. Turning now to the evidence in the instant case, the plaintiff statedthat the ground floor of the premises consists of 3 bed rooms,verandah, hall, kitchen, servants' room, and two bath rooms. Hisposition was that B. A. Vithanage was residing there and carrying on abusiness. Vithanage himself gave evidence and stated that while theoffice room was used for die purpose of the business of CommercialInvestments and Finance Co, Ltd. of which his wife, his son and hewere the directors, the rest of the ground floor was occupied by themembers of his family.
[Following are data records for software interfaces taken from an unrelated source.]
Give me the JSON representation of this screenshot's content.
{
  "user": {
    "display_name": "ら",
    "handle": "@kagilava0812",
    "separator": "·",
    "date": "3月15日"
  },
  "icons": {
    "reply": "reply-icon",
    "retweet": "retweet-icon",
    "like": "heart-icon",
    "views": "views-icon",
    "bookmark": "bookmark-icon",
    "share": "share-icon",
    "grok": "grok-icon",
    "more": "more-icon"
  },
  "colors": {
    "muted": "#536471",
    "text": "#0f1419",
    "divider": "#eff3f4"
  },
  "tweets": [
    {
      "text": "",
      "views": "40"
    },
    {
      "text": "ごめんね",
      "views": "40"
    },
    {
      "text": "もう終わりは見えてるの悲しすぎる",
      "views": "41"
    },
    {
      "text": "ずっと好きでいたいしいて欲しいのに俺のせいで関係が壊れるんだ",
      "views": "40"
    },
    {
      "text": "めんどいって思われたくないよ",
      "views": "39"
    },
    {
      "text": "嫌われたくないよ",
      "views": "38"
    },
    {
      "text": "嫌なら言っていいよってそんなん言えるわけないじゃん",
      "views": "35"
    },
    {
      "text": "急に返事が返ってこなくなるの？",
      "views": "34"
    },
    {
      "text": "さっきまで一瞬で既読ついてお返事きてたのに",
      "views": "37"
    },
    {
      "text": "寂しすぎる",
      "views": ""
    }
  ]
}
The householder's list D13 shows that besidesVithanage and his wife 8 of his children reside in the premises in suit.The defendant’s contention that the premises are residential premisesis further supported by the agreement D1 upon which Vithanage andhis family entered into occupation of the premises on 1.8.71. Clause5 of D1 states 'The tenants shall use the said premises for thepurpose of their residence save and except one room in the frontportion of the said premises which may be used as an office only’.Clause 6 provides, "The tenants shall not use the said premises for anyother purpose". The finding of the trial Judge was that the plaintiff wasaware of D1. The mere fact that one of the rooms was used for thepurpose of the business of the Company does not make the premises
"business premises". Having regard to principles enunciated in thedecisions referred to above and on a consideration of the evidence inthe case I am satisfied that the District Judge was right in his findingthat the premises were "residential premises" within the meaning ofthe Rent Act, for they are premises occupied mainly for the purpose ofresidence.
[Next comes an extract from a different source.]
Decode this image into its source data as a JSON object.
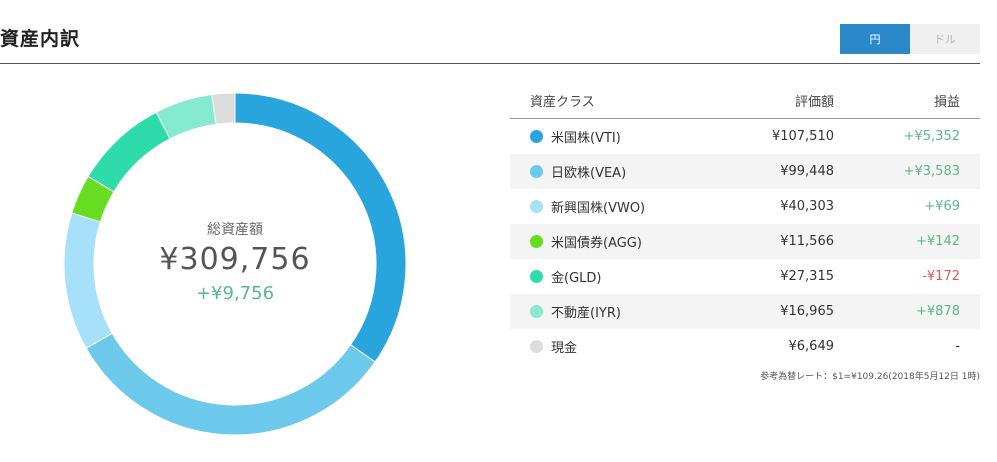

In this view of the matter, the plaintiff cannot succeed in his actionand the question whether the tenant was the defendant-company orB. A. Vithanage does not really arise for consideration. Since this issuewas argued before us, I wish to briefly state my views. In support ofthe plaintiff's contention that the tenant was the defendant-companyand not Vithanage, Mr. H. L. de Silva, relied very strongly on thereceipts issued by the plaintiff for the payment of rent for the periodSeptember 1972 to November 1975. Mr. de Silva emphasised thefact that all the receipts were issued by the plaintiff in the name of thedefendant-company and not in the name of Vithanage. Mr. de Silvafurther pointed out (i) that the notice to quit (P10) was addressed tothe defendant-company, (ii) that by P12, Vithanage was specificallyinformed that the premises were rented out to thedefendant-company and not to him personally. There was no replyeither to P10 or P12. Mr. de Silva is no doubt right in his submissionthat the receipts for payment of rent and the failure to reply to P10 andP12 are relevant and important items of evidence which support theplaintiff's contention that the tenant is the defendant-company. On theother hand, there are the tenancy agreement D1 and the otherdocuments D2 to D9, D13, D14, D18 and D24 which support thedefendant's case. Moreover, having regard to the terms of D1, itseems to me that the submission of Mr. Nimal Senanayake, counselfor the defendant-respondent, that the defendant-company could nothave attorned to the plaintiff is well founded. On a consideration of thetotality of the evidence in the case, I find myself unable to take theview that the trial judge was wrong in concluding that the plaintiff hasfailed to prove that the contract of tenancy was with thedefendant-company.
For these reasons the appeal fails and is dismissed with costs fixedat Rs. 210.
MOONEMALLE, J.-1 agree.
Appeal dismissed.